Getting Started

Starting i-PI is very easy!



  • A decent version of python (>=3.6)
  • A decent version of numpy


  • A F90 compiler (gfortran preferred)
  • A program to plot time series and to visualize molecular structures (e.g. gnuplot and VMD)
  • Other codes which are compatible with i-PI (Quantum Espresso, CP2K, LAMMPS, etc.).

How to install i-PI

If you want only to test i-PI you can download our VirtualBox image which already contains i-PI and several clients properly configured.

Being written completely in Python, i-PI do not need a real installation. To keep a low barrier for the new users, we decided to provide a simple script that sets all the necessary environment variable in a BASH console. Once you downloaded, you can move the i-PI root directory where you prefer and then simply source the file:

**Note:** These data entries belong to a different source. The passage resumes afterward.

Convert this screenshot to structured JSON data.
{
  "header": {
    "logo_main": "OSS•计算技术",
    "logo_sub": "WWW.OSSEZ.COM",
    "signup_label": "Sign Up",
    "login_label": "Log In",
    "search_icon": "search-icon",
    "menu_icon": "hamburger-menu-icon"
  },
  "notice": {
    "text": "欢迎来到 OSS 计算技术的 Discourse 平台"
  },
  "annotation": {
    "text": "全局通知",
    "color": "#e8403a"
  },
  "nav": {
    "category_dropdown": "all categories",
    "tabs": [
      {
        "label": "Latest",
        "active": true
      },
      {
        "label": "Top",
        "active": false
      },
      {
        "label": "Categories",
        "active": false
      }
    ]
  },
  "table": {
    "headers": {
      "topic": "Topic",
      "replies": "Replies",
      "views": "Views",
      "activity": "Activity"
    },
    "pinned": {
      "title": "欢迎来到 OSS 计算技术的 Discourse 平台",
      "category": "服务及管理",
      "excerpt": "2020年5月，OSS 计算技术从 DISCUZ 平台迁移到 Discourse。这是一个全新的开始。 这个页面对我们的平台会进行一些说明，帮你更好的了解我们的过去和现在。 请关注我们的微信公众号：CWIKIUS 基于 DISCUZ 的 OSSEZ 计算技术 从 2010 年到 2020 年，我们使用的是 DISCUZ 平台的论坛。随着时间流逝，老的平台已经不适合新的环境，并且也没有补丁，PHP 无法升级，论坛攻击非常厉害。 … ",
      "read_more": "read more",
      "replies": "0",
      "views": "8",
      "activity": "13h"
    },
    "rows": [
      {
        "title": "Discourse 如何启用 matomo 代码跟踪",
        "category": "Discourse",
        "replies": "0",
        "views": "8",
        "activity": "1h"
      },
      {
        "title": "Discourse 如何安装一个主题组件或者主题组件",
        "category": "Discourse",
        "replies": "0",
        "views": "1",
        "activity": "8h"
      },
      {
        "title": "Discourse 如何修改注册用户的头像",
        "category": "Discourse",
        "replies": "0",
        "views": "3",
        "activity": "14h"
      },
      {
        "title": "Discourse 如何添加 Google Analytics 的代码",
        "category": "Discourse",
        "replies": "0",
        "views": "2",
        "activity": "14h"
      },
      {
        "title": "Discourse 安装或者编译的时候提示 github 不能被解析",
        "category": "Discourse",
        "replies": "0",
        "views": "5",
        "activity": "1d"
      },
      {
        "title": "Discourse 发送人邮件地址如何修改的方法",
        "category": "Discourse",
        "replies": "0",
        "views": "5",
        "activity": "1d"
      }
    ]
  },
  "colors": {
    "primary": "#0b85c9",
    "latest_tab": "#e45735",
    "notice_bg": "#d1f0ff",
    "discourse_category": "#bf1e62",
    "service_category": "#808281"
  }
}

$ cd <path_to_ipi>
$ source

Now i-PI and all his tools are available in the actual console. If you want to avoid this operation in the future, you can just run the following command:

$ echo 'source <path_to_ipi>/' >> ~/.bashrc

Obviously the <path_to_ipi> must be replaced with the absolute path to the i-PI folder.

At this point i-PI should work. To test if i-PI is working just run the following command:

$ i-pi

and check that the output resemble the following:

Usage: i-pi [options] <input file>

i-pi: error: No input file name provided.

Installing an example driver

To do anything, i-PI needs to communicate with a client code able to provide forces for a atomic configuration. We provide a simple suite of potential energy surfaces coded into the “driver” that allows the users to readily test i-PI.

To compile the driver a F90 compiler is needed. We recommend gfortran.

To prepare the driver executable, just enter the driver directory and write

$ cd <path_to_ipi>/driver
$ make

If you have a non standard linux installation or you want to use a different compiler than gfortran, you can edit the Makefile contained in this directory.

First run with i-PI

To run i-PI one must know that i-PI works as a server that only moves the atoms accordingly to the user input. To provide some valuable results, we needs a client that connect to i-PI and computes forces, energy and stresses on the atomic configurations provided by i-PI. Thus, you will need two terminals: both must have been configured to work with the i-PI framework (source <path_to_ipi>/

As a first example move both terminals to the examples/driver/zundel-aimd directory and run the following:

Terminal 1

$ i-pi input.xml

After a few lines of output describing the i-PI set-up, you should get the following text:

@ForceField: Starting the polling thread main loop

At this point i-PI is running and is waiting for a client. In Terminal 2 write:

$ i-pi-driver -m zundel -u -h zundel-md & 

Now, the Terminal 1 should report all the i-PI operations.

Congratulation! Your first simulation with i-PI is now running!

Please note that you can stop the client (Terminal 2) when you want (also pressing Ctrl+c into the terminal directly). Since you are running a single client, i-PI will stop too but will not crash. If you decide to restart the client, running the last command in the Terminal 2, the simulation will restart exactly from where you stopped it! Wonderful!

To go deeper in understanding how i-PI works you can check the documentation and our tutorials.